Since then, the powers that run things have gained control of the media (which, in its literal sense, mediates between an unseen event and the people's experience of it); have used increasingly sophisticated means of using the schools as tools of brainwashing children from the time when they are very young; have militarized the police forces to the point that people are afraid of what might happen to them if they do get out of line; and have manipulated the economy to where most people cannot afford to protest because they are living paycheck-to-paycheck and must continue to struggle--or not eat or have a place to live.

(As for global warming, I have been acutely aware of the issue since 1981. I wasn't laughing then, and I sure as hell am not laughing now.)


I understand your arguement, and, it makes sense, to a degree.

In these here times, however, we have to be radicals, in the literal sense of the word--that is, we have to look at situations from their roots, and address them at that level.


In thinking more closely about it, it occured to me that, with regards to nuclear power, the industry was already on the way out domestically, even before Three Mile Island and Chernobyl. The protests just gave it a little push forward (and provided the opportunity for some great concerts).

The only areas in which protests were definitive in helping subgroups to gain some rights were in the LBGT and women's movements that started in 1969 and in the 1970s. They were only effective, however, in my opinion, because the effects of both were as much personal empowerment and esteem-raising as in attempting to change the decisions made by those entities which held/hold political and economic power. People who formerly not only held no power but either didn't realize that this was the case (women) or felt completely politcally impotent (gays and lesbians) saw people like them come out (so to speak) and thus felt like they could do the same.

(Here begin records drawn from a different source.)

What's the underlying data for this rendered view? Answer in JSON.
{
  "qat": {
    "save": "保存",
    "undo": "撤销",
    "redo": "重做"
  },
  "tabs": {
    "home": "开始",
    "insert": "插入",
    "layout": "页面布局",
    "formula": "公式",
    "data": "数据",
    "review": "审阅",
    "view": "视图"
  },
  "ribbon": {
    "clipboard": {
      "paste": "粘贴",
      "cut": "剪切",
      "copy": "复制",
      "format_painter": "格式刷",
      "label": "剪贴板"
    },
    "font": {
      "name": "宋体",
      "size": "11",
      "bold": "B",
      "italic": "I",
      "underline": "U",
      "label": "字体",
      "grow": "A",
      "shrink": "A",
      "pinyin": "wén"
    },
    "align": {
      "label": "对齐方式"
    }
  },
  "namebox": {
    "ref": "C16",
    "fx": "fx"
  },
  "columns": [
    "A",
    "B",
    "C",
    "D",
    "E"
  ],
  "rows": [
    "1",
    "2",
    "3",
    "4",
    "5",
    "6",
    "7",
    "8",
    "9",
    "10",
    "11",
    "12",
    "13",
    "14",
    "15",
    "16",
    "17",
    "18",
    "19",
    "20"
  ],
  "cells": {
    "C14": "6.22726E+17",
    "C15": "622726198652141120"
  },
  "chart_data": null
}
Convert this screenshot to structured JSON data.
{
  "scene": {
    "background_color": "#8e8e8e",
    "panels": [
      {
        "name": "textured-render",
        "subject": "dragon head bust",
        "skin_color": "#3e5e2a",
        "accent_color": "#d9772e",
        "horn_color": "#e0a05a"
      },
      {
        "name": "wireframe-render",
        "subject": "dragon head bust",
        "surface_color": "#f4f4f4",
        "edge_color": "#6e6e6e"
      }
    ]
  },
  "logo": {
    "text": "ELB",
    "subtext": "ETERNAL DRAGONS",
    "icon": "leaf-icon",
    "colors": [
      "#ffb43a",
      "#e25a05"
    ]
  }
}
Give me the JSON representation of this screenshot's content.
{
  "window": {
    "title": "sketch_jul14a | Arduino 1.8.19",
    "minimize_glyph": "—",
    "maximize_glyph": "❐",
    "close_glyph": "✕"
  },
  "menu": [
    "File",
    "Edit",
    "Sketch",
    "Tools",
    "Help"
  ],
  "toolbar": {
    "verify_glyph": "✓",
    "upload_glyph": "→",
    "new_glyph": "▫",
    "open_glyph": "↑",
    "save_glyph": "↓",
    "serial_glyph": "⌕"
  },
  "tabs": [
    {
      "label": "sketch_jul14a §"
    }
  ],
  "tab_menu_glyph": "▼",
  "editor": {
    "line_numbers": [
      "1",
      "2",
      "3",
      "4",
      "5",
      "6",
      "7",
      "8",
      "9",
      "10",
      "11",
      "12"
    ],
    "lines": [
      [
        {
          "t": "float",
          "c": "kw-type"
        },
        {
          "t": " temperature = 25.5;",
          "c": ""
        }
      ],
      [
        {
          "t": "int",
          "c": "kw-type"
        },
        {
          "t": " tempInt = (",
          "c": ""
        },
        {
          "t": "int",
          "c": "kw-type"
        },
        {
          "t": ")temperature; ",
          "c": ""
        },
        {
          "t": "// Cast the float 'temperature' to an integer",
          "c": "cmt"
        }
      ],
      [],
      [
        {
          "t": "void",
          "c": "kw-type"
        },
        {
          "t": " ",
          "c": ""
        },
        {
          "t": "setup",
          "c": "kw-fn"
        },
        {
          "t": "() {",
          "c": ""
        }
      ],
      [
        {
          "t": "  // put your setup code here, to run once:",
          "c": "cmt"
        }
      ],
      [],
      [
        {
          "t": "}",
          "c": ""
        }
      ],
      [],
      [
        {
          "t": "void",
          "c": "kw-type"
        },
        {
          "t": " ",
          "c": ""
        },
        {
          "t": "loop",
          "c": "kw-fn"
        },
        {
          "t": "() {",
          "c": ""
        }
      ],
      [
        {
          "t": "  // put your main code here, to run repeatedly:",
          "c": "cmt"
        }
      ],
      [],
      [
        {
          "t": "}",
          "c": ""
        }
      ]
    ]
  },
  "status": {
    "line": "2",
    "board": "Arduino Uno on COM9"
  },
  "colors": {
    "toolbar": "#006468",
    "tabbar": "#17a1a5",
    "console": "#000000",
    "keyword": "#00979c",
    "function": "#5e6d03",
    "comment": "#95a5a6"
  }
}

The situation today is very different. Most people feel either relatively content in their bubbles of materialism or are either too aftaid or too busy to actually to do more than occasionally march for a couple of hours on a few designated Saturdays or Sundays. That ain't gonna change things, because those in power know that they have nothing to be concerned about. The worst that might happen is that one person might be voted out and another from the other corporate party will be voted in--but the system itself will in no way be fundamentally changed. At all.